[Dataset records]
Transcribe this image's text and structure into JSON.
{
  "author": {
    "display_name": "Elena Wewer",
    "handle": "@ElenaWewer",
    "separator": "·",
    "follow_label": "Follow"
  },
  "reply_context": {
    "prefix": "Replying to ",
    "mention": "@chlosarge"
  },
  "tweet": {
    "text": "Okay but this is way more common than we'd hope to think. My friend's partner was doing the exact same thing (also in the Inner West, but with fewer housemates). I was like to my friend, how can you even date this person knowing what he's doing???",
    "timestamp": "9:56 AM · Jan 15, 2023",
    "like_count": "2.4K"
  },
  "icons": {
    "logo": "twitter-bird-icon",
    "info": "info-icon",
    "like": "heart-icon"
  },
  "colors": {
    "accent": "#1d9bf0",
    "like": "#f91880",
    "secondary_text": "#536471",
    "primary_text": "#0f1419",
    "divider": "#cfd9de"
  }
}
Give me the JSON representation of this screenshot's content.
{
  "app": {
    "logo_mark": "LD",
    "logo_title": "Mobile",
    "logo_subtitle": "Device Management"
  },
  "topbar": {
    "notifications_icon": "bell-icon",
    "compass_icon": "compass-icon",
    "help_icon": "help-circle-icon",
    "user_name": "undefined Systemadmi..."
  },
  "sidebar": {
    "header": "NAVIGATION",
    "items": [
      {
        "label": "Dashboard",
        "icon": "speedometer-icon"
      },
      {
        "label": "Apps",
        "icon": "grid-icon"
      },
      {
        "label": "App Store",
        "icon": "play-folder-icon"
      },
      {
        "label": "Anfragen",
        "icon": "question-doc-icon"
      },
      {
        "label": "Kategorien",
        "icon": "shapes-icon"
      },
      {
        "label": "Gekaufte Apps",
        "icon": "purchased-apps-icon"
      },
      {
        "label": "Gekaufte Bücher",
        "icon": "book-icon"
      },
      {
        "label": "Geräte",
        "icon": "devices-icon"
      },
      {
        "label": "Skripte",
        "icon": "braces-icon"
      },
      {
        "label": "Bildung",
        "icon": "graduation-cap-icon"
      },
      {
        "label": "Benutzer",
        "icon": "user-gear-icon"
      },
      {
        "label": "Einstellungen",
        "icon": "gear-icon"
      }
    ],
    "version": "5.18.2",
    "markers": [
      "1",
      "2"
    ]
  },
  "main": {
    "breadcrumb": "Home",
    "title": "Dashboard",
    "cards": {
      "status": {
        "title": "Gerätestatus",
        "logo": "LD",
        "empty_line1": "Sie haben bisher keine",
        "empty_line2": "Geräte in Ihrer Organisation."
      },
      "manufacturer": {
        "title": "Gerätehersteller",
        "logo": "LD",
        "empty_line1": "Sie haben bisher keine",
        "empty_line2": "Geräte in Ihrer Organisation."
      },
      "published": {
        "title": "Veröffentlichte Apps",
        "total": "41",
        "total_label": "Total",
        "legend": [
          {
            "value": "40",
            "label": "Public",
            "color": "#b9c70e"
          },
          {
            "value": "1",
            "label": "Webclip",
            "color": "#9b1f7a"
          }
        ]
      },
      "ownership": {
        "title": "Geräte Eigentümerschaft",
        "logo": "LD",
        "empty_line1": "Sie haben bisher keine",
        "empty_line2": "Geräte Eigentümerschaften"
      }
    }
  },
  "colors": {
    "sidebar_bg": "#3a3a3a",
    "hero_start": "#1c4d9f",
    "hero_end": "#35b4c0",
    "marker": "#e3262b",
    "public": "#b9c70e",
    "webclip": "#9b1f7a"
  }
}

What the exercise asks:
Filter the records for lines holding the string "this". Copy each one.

Task solution:
Transcribe this image's text and structure into JSON.
    "text": "Okay but this is way more common than we'd hope to think. My friend's partner was doing the exact same thing (also in the Inner West, but with fewer housemates). I was like to my friend, how can you even date this person knowing what he's doing???",
Give me the JSON representation of this screenshot's content.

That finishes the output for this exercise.